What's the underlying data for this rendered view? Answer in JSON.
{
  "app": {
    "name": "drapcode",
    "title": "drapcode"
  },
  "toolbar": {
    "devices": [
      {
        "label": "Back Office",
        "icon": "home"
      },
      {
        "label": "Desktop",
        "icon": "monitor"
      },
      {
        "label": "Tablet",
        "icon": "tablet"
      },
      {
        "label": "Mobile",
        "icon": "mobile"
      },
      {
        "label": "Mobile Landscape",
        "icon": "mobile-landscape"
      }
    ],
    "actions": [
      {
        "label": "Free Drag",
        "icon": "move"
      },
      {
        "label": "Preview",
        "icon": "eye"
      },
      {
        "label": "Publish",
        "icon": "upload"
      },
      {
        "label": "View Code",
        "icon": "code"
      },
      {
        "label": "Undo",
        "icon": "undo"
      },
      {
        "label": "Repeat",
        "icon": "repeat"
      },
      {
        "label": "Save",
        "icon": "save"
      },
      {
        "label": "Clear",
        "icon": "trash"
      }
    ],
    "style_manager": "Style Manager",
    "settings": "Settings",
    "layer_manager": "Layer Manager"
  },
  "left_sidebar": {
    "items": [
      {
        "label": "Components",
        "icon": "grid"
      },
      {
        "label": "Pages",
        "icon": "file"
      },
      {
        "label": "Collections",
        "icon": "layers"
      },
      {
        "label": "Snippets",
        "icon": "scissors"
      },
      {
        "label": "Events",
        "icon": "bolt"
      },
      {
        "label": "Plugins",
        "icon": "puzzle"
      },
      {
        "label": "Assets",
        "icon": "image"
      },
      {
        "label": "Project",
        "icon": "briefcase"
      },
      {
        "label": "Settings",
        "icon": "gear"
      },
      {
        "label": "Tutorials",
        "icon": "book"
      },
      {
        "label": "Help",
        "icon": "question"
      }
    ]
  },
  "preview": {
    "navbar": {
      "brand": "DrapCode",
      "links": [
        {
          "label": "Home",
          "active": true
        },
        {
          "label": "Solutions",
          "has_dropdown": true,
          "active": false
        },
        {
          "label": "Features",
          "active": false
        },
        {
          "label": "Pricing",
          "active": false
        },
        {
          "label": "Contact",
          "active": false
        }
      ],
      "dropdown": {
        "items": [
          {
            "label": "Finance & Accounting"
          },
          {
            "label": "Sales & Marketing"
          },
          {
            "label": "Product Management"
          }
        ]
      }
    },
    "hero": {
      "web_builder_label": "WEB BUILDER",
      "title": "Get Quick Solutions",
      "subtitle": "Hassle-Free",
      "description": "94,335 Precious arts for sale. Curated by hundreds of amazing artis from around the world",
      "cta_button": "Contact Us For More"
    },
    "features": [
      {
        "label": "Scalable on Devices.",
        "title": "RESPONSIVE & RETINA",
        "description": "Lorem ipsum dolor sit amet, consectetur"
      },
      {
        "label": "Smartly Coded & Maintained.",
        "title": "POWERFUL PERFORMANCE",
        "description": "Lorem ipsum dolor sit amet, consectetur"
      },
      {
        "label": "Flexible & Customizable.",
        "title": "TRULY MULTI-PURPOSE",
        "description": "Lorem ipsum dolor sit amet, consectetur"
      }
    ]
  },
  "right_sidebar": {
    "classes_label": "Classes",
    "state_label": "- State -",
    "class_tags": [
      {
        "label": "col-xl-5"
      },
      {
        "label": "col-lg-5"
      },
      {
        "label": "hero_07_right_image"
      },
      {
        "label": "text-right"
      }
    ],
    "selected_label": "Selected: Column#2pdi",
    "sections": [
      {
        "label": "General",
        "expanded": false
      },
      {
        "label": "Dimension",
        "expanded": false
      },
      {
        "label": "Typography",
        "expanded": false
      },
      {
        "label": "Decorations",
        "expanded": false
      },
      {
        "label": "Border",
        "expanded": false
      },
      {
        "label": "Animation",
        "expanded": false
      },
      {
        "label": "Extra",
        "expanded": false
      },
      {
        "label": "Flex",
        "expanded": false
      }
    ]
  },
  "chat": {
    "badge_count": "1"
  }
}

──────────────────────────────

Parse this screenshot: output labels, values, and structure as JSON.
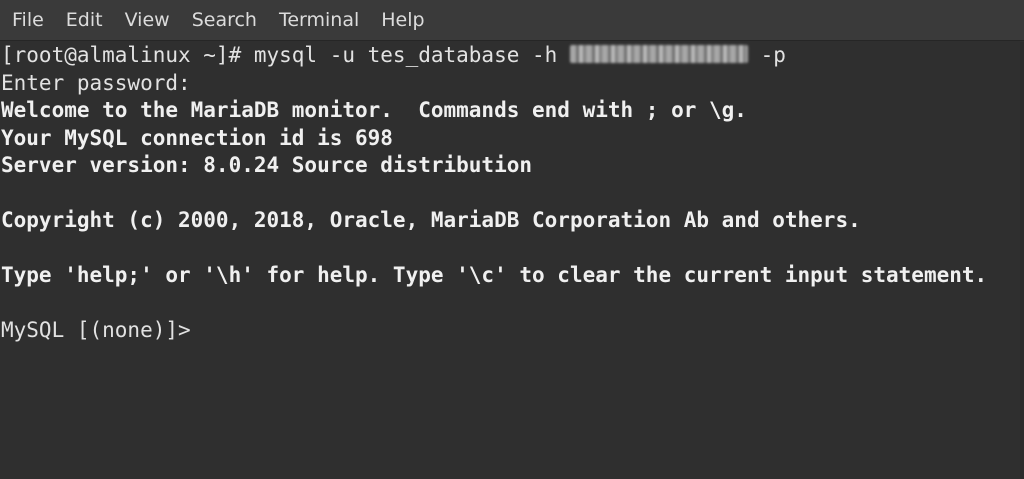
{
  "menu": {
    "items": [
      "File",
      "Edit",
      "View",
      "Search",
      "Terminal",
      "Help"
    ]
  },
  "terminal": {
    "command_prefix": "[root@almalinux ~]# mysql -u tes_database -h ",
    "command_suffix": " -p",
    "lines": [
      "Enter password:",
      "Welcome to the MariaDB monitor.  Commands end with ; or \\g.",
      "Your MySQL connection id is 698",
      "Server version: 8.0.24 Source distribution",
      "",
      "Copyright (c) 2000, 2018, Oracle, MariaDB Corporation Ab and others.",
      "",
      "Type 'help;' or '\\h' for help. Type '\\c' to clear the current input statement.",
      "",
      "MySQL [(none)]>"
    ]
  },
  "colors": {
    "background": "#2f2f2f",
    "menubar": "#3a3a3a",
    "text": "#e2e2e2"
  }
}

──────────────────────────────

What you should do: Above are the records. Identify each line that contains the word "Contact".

Answer section:
          "label": "Contact",
      "cta_button": "Contact Us For More"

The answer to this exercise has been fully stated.